Task statement: A verbatim repeat of the records beneath this line is needed.

Entries from a dataset of interfaces:
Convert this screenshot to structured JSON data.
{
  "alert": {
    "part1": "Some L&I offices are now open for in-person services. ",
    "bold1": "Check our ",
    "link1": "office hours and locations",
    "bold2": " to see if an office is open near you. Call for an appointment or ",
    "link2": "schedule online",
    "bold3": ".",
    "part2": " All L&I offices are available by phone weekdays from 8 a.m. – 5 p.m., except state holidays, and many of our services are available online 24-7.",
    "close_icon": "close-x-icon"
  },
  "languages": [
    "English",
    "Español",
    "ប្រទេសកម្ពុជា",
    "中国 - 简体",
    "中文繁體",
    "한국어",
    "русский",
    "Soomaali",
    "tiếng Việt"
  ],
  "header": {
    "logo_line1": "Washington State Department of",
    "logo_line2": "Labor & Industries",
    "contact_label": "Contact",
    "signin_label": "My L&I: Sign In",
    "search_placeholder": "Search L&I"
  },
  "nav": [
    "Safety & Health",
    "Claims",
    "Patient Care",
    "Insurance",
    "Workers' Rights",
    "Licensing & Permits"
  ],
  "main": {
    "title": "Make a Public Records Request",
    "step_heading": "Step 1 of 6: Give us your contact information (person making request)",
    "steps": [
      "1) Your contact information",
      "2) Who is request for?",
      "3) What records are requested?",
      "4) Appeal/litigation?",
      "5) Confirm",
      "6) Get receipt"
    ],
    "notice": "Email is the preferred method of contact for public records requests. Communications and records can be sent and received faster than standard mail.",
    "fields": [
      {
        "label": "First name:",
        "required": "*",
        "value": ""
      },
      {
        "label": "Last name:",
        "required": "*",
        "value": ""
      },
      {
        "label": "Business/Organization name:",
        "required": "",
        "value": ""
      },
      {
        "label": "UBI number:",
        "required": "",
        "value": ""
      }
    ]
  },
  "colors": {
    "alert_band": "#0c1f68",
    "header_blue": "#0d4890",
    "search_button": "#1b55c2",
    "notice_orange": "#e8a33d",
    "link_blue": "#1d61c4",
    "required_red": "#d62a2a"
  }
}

Task result:
Convert this screenshot to structured JSON data.
{
  "alert": {
    "part1": "Some L&I offices are now open for in-person services. ",
    "bold1": "Check our ",
    "link1": "office hours and locations",
    "bold2": " to see if an office is open near you. Call for an appointment or ",
    "link2": "schedule online",
    "bold3": ".",
    "part2": " All L&I offices are available by phone weekdays from 8 a.m. – 5 p.m., except state holidays, and many of our services are available online 24-7.",
    "close_icon": "close-x-icon"
  },
  "languages": [
    "English",
    "Español",
    "ប្រទេសកម្ពុជា",
    "中国 - 简体",
    "中文繁體",
    "한국어",
    "русский",
    "Soomaali",
    "tiếng Việt"
  ],
  "header": {
    "logo_line1": "Washington State Department of",
    "logo_line2": "Labor & Industries",
    "contact_label": "Contact",
    "signin_label": "My L&I: Sign In",
    "search_placeholder": "Search L&I"
  },
  "nav": [
    "Safety & Health",
    "Claims",
    "Patient Care",
    "Insurance",
    "Workers' Rights",
    "Licensing & Permits"
  ],
  "main": {
    "title": "Make a Public Records Request",
    "step_heading": "Step 1 of 6: Give us your contact information (person making request)",
    "steps": [
      "1) Your contact information",
      "2) Who is request for?",
      "3) What records are requested?",
      "4) Appeal/litigation?",
      "5) Confirm",
      "6) Get receipt"
    ],
    "notice": "Email is the preferred method of contact for public records requests. Communications and records can be sent and received faster than standard mail.",
    "fields": [
      {
        "label": "First name:",
        "required": "*",
        "value": ""
      },
      {
        "label": "Last name:",
        "required": "*",
        "value": ""
      },
      {
        "label": "Business/Organization name:",
        "required": "",
        "value": ""
      },
      {
        "label": "UBI number:",
        "required": "",
        "value": ""
      }
    ]
  },
  "colors": {
    "alert_band": "#0c1f68",
    "header_blue": "#0d4890",
    "search_button": "#1b55c2",
    "notice_orange": "#e8a33d",
    "link_blue": "#1d61c4",
    "required_red": "#d62a2a"
  }
}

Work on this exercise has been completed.